■ Task description: For each line below, print it again exactly as shown.

(Records contained in a dataset)
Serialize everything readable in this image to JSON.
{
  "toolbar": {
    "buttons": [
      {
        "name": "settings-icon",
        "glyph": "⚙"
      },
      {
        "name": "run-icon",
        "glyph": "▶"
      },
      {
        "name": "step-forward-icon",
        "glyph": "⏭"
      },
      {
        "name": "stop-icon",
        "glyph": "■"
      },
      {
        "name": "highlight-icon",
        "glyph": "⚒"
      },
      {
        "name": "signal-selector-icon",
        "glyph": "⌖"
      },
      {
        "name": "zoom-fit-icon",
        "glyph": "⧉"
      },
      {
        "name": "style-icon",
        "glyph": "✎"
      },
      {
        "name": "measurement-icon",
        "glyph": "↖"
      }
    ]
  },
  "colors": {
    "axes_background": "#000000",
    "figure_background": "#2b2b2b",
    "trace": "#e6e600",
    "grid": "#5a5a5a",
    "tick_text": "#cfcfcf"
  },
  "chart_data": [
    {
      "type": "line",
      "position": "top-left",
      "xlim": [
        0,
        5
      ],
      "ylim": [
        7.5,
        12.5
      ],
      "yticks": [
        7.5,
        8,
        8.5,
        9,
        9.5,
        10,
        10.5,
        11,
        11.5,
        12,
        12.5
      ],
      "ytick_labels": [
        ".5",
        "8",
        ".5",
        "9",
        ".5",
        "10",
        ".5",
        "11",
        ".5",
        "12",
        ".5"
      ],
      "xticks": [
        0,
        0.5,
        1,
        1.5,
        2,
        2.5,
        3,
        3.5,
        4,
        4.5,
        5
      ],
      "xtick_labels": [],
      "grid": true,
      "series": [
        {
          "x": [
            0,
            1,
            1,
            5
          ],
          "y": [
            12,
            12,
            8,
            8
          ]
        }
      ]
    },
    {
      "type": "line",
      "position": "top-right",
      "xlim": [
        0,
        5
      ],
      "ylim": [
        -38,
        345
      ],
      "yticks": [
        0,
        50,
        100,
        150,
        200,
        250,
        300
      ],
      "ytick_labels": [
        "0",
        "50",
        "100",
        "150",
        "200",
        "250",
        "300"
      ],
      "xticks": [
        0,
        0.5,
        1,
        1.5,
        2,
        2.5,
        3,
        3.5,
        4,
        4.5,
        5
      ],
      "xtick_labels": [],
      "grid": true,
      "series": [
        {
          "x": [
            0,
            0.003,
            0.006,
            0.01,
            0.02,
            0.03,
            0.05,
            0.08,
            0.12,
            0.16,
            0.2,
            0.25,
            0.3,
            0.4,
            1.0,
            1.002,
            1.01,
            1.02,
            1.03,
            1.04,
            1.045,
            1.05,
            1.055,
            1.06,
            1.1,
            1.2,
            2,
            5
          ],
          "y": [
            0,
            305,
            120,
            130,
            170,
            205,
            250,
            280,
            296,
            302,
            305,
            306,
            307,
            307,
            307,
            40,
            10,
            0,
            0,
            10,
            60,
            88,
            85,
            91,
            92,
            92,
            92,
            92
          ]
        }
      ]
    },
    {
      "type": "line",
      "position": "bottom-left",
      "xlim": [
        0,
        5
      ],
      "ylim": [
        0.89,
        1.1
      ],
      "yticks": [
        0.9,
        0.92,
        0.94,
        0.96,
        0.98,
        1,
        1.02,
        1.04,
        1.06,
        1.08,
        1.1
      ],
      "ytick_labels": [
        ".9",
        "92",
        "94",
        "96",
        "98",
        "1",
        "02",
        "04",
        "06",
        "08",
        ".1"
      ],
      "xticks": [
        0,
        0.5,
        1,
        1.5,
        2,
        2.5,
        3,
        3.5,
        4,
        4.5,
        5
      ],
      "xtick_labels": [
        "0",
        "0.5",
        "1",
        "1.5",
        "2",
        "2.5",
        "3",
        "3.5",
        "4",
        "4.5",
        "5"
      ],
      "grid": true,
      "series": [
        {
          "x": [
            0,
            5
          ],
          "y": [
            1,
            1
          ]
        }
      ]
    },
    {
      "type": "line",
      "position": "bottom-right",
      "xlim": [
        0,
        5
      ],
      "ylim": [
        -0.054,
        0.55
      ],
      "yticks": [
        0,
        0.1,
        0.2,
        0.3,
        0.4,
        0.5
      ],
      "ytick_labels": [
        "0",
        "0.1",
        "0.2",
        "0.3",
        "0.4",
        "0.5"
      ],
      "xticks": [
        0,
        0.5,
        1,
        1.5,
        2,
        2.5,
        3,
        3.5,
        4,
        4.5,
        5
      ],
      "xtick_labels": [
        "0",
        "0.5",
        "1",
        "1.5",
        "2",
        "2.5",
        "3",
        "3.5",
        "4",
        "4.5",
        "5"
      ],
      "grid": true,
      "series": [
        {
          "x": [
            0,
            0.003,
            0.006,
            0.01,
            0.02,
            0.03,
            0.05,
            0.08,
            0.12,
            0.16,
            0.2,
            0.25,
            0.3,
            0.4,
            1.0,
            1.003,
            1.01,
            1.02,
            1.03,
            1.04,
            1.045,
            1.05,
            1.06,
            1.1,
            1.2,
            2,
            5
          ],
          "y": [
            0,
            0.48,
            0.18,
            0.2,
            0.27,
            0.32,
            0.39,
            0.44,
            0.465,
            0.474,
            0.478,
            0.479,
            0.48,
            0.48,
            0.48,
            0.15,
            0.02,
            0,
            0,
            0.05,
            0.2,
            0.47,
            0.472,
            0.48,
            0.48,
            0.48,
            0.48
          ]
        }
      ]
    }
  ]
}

■ Answer:
Serialize everything readable in this image to JSON.
{
  "toolbar": {
    "buttons": [
      {
        "name": "settings-icon",
        "glyph": "⚙"
      },
      {
        "name": "run-icon",
        "glyph": "▶"
      },
      {
        "name": "step-forward-icon",
        "glyph": "⏭"
      },
      {
        "name": "stop-icon",
        "glyph": "■"
      },
      {
        "name": "highlight-icon",
        "glyph": "⚒"
      },
      {
        "name": "signal-selector-icon",
        "glyph": "⌖"
      },
      {
        "name": "zoom-fit-icon",
        "glyph": "⧉"
      },
      {
        "name": "style-icon",
        "glyph": "✎"
      },
      {
        "name": "measurement-icon",
        "glyph": "↖"
      }
    ]
  },
  "colors": {
    "axes_background": "#000000",
    "figure_background": "#2b2b2b",
    "trace": "#e6e600",
    "grid": "#5a5a5a",
    "tick_text": "#cfcfcf"
  },
  "chart_data": [
    {
      "type": "line",
      "position": "top-left",
      "xlim": [
        0,
        5
      ],
      "ylim": [
        7.5,
        12.5
      ],
      "yticks": [
        7.5,
        8,
        8.5,
        9,
        9.5,
        10,
        10.5,
        11,
        11.5,
        12,
        12.5
      ],
      "ytick_labels": [
        ".5",
        "8",
        ".5",
        "9",
        ".5",
        "10",
        ".5",
        "11",
        ".5",
        "12",
        ".5"
      ],
      "xticks": [
        0,
        0.5,
        1,
        1.5,
        2,
        2.5,
        3,
        3.5,
        4,
        4.5,
        5
      ],
      "xtick_labels": [],
      "grid": true,
      "series": [
        {
          "x": [
            0,
            1,
            1,
            5
          ],
          "y": [
            12,
            12,
            8,
            8
          ]
        }
      ]
    },
    {
      "type": "line",
      "position": "top-right",
      "xlim": [
        0,
        5
      ],
      "ylim": [
        -38,
        345
      ],
      "yticks": [
        0,
        50,
        100,
        150,
        200,
        250,
        300
      ],
      "ytick_labels": [
        "0",
        "50",
        "100",
        "150",
        "200",
        "250",
        "300"
      ],
      "xticks": [
        0,
        0.5,
        1,
        1.5,
        2,
        2.5,
        3,
        3.5,
        4,
        4.5,
        5
      ],
      "xtick_labels": [],
      "grid": true,
      "series": [
        {
          "x": [
            0,
            0.003,
            0.006,
            0.01,
            0.02,
            0.03,
            0.05,
            0.08,
            0.12,
            0.16,
            0.2,
            0.25,
            0.3,
            0.4,
            1.0,
            1.002,
            1.01,
            1.02,
            1.03,
            1.04,
            1.045,
            1.05,
            1.055,
            1.06,
            1.1,
            1.2,
            2,
            5
          ],
          "y": [
            0,
            305,
            120,
            130,
            170,
            205,
            250,
            280,
            296,
            302,
            305,
            306,
            307,
            307,
            307,
            40,
            10,
            0,
            0,
            10,
            60,
            88,
            85,
            91,
            92,
            92,
            92,
            92
          ]
        }
      ]
    },
    {
      "type": "line",
      "position": "bottom-left",
      "xlim": [
        0,
        5
      ],
      "ylim": [
        0.89,
        1.1
      ],
      "yticks": [
        0.9,
        0.92,
        0.94,
        0.96,
        0.98,
        1,
        1.02,
        1.04,
        1.06,
        1.08,
        1.1
      ],
      "ytick_labels": [
        ".9",
        "92",
        "94",
        "96",
        "98",
        "1",
        "02",
        "04",
        "06",
        "08",
        ".1"
      ],
      "xticks": [
        0,
        0.5,
        1,
        1.5,
        2,
        2.5,
        3,
        3.5,
        4,
        4.5,
        5
      ],
      "xtick_labels": [
        "0",
        "0.5",
        "1",
        "1.5",
        "2",
        "2.5",
        "3",
        "3.5",
        "4",
        "4.5",
        "5"
      ],
      "grid": true,
      "series": [
        {
          "x": [
            0,
            5
          ],
          "y": [
            1,
            1
          ]
        }
      ]
    },
    {
      "type": "line",
      "position": "bottom-right",
      "xlim": [
        0,
        5
      ],
      "ylim": [
        -0.054,
        0.55
      ],
      "yticks": [
        0,
        0.1,
        0.2,
        0.3,
        0.4,
        0.5
      ],
      "ytick_labels": [
        "0",
        "0.1",
        "0.2",
        "0.3",
        "0.4",
        "0.5"
      ],
      "xticks": [
        0,
        0.5,
        1,
        1.5,
        2,
        2.5,
        3,
        3.5,
        4,
        4.5,
        5
      ],
      "xtick_labels": [
        "0",
        "0.5",
        "1",
        "1.5",
        "2",
        "2.5",
        "3",
        "3.5",
        "4",
        "4.5",
        "5"
      ],
      "grid": true,
      "series": [
        {
          "x": [
            0,
            0.003,
            0.006,
            0.01,
            0.02,
            0.03,
            0.05,
            0.08,
            0.12,
            0.16,
            0.2,
            0.25,
            0.3,
            0.4,
            1.0,
            1.003,
            1.01,
            1.02,
            1.03,
            1.04,
            1.045,
            1.05,
            1.06,
            1.1,
            1.2,
            2,
            5
          ],
          "y": [
            0,
            0.48,
            0.18,
            0.2,
            0.27,
            0.32,
            0.39,
            0.44,
            0.465,
            0.474,
            0.478,
            0.479,
            0.48,
            0.48,
            0.48,
            0.15,
            0.02,
            0,
            0,
            0.05,
            0.2,
            0.47,
            0.472,
            0.48,
            0.48,
            0.48,
            0.48
          ]
        }
      ]
    }
  ]
}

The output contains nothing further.